Three things that are one, yet are culturally separate.
It is left for poets, I suppose, to bring them together in temporary assemblages, but that seems to be an instance of humans reading themselves upon the world. We could also say some fine cultural stuff, such as “the water brings the clouds and trees together,” or “it is an illusion of light,” or some such thing, but look:
It is not an aesthetic effect. It is a human capacity to allow the world to write itself upon human awareness and to be in this moment of writing.
In fact, it’s primary. Cities are also this writing upon the human body. One “lives” within them. This “living” is the moment of writing I mentioned above.
Kelowna the Bold, the Great Settler Colonial City
One other piece of contemporary culture is that life within these spaces belongs to individuals, not the spaces, and that human bodies and souls are impervious to the effects of these environments. This is a beautiful, apocalyptic, Christian-based gothic romanticism, that I know from the orchards of my childhood. Here we are in the Similkameen back in the early 1970s, for example.
The Pear Block at Fairview Orchards
Hardy Sprayer with its own 3 cylinder engine and aircraft propeller to really spew those chemicals out.
We figured that human skin was impervious to chemicals back then. You could just wash the WWII nerve agents off. Nerve agents? Sadly. No-one wore a mask or protective clothing. The farmer across the road even smoked a cigarette, or chewed on it, rather, while spraying. It is an example of human hubris, and folly and ignorance, even, but it’s also a culturally-central image that reads the human body as separate, even magically so, from the world, embedded in the belief that humans make the world, rather than the other way around. Well, today, the idea of the anthropocene has captured the world’s imagination, especially in the context of the burning of the Amazon and the clearing of the world’s forests:
Source: dpa/Marcelo Sayao

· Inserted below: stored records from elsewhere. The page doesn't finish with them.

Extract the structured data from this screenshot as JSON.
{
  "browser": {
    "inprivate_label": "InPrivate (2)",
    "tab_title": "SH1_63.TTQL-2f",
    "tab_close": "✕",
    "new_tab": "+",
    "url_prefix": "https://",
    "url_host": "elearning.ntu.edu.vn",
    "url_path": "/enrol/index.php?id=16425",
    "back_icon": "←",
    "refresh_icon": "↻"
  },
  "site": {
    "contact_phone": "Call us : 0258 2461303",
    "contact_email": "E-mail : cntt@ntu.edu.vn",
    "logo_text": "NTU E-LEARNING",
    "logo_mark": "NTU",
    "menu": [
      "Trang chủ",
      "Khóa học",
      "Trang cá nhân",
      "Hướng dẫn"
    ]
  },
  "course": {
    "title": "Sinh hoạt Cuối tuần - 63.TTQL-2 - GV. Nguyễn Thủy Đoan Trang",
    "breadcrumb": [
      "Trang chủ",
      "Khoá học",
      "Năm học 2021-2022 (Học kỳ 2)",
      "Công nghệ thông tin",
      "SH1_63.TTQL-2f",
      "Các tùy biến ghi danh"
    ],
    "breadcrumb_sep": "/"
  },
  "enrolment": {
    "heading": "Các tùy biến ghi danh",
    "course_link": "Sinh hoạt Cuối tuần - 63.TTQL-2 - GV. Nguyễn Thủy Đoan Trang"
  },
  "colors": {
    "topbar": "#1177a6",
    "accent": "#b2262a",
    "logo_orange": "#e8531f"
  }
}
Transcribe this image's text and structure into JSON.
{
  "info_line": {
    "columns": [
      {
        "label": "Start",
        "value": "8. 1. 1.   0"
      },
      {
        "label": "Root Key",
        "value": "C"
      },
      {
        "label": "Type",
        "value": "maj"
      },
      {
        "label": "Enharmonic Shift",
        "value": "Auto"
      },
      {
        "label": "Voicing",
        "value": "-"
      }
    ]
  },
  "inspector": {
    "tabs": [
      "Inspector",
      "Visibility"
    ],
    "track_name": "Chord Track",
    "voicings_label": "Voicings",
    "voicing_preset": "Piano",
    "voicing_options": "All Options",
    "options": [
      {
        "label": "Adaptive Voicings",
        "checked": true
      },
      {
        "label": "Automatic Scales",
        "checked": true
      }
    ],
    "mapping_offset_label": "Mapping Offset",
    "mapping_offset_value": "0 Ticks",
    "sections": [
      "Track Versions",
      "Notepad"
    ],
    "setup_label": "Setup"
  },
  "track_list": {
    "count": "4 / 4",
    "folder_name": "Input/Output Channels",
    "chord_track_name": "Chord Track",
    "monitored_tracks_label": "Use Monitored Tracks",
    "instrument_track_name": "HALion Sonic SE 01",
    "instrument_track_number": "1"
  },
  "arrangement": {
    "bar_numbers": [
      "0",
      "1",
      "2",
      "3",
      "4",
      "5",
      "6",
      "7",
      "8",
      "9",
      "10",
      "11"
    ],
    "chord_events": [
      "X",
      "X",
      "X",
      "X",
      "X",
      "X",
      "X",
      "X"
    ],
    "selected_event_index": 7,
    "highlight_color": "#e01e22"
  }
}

Humans are writing themselves upon the world, big time, but make no mistake, the environment created in the above clearing in the Amazon, for example, is writing itself upon people just as rapidly as people are writing themselves upon it. By changing the environment, humans change themselves, and not in an aesthetic sense. And it’s not as simple as going out to nature, re-creating oneself, and returning to the city, and one’s life, because even that contains and strengthens the separation. Better, perhaps, to plant something, let it go its own way, and live in it.
The enjoyment of my front garden is that it is not for me. Slowly, it changes me into a garden. The process is enjoyable.